▶ **Try it**: Retype every entry word for word. Omit the pictures.

....................

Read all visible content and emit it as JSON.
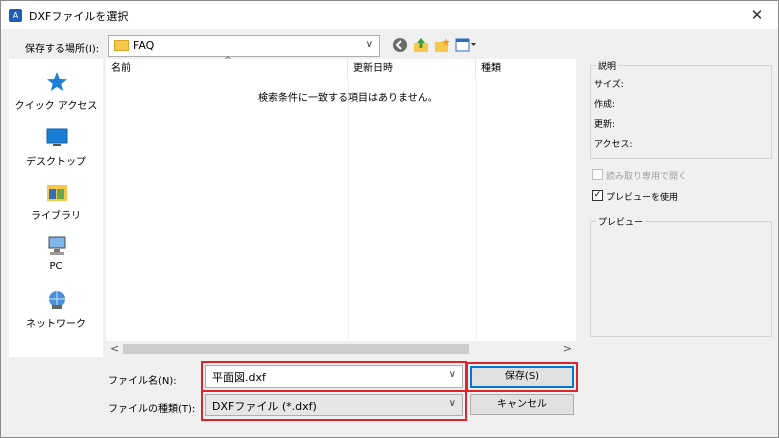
{
  "window": {
    "title": "DXFファイルを選択"
  },
  "toolbar": {
    "save_in_label": "保存する場所(I):",
    "location_value": "FAQ"
  },
  "places": [
    {
      "label": "クイック アクセス",
      "icon": "star-icon"
    },
    {
      "label": "デスクトップ",
      "icon": "desktop-icon"
    },
    {
      "label": "ライブラリ",
      "icon": "library-icon"
    },
    {
      "label": "PC",
      "icon": "pc-icon"
    },
    {
      "label": "ネットワーク",
      "icon": "network-icon"
    }
  ],
  "file_list": {
    "columns": [
      "名前",
      "更新日時",
      "種類"
    ],
    "empty_message": "検索条件に一致する項目はありません。"
  },
  "form": {
    "filename_label": "ファイル名(N):",
    "filename_value": "平面図.dxf",
    "filetype_label": "ファイルの種類(T):",
    "filetype_value": "DXFファイル (*.dxf)",
    "save_button": "保存(S)",
    "cancel_button": "キャンセル"
  },
  "info_panel": {
    "title": "説明",
    "size_label": "サイズ:",
    "created_label": "作成:",
    "updated_label": "更新:",
    "access_label": "アクセス:",
    "readonly_label": "読み取り専用で開く",
    "readonly_checked": false,
    "use_preview_label": "プレビューを使用",
    "use_preview_checked": true,
    "preview_title": "プレビュー"
  },
  "colors": {
    "accent": "#0078d7",
    "highlight": "#e0242b"
  }
}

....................

▶ **Final answer**:
Read all visible content and emit it as JSON.
{
  "window": {
    "title": "DXFファイルを選択"
  },
  "toolbar": {
    "save_in_label": "保存する場所(I):",
    "location_value": "FAQ"
  },
  "places": [
    {
      "label": "クイック アクセス",
      "icon": "star-icon"
    },
    {
      "label": "デスクトップ",
      "icon": "desktop-icon"
    },
    {
      "label": "ライブラリ",
      "icon": "library-icon"
    },
    {
      "label": "PC",
      "icon": "pc-icon"
    },
    {
      "label": "ネットワーク",
      "icon": "network-icon"
    }
  ],
  "file_list": {
    "columns": [
      "名前",
      "更新日時",
      "種類"
    ],
    "empty_message": "検索条件に一致する項目はありません。"
  },
  "form": {
    "filename_label": "ファイル名(N):",
    "filename_value": "平面図.dxf",
    "filetype_label": "ファイルの種類(T):",
    "filetype_value": "DXFファイル (*.dxf)",
    "save_button": "保存(S)",
    "cancel_button": "キャンセル"
  },
  "info_panel": {
    "title": "説明",
    "size_label": "サイズ:",
    "created_label": "作成:",
    "updated_label": "更新:",
    "access_label": "アクセス:",
    "readonly_label": "読み取り専用で開く",
    "readonly_checked": false,
    "use_preview_label": "プレビューを使用",
    "use_preview_checked": true,
    "preview_title": "プレビュー"
  },
  "colors": {
    "accent": "#0078d7",
    "highlight": "#e0242b"
  }
}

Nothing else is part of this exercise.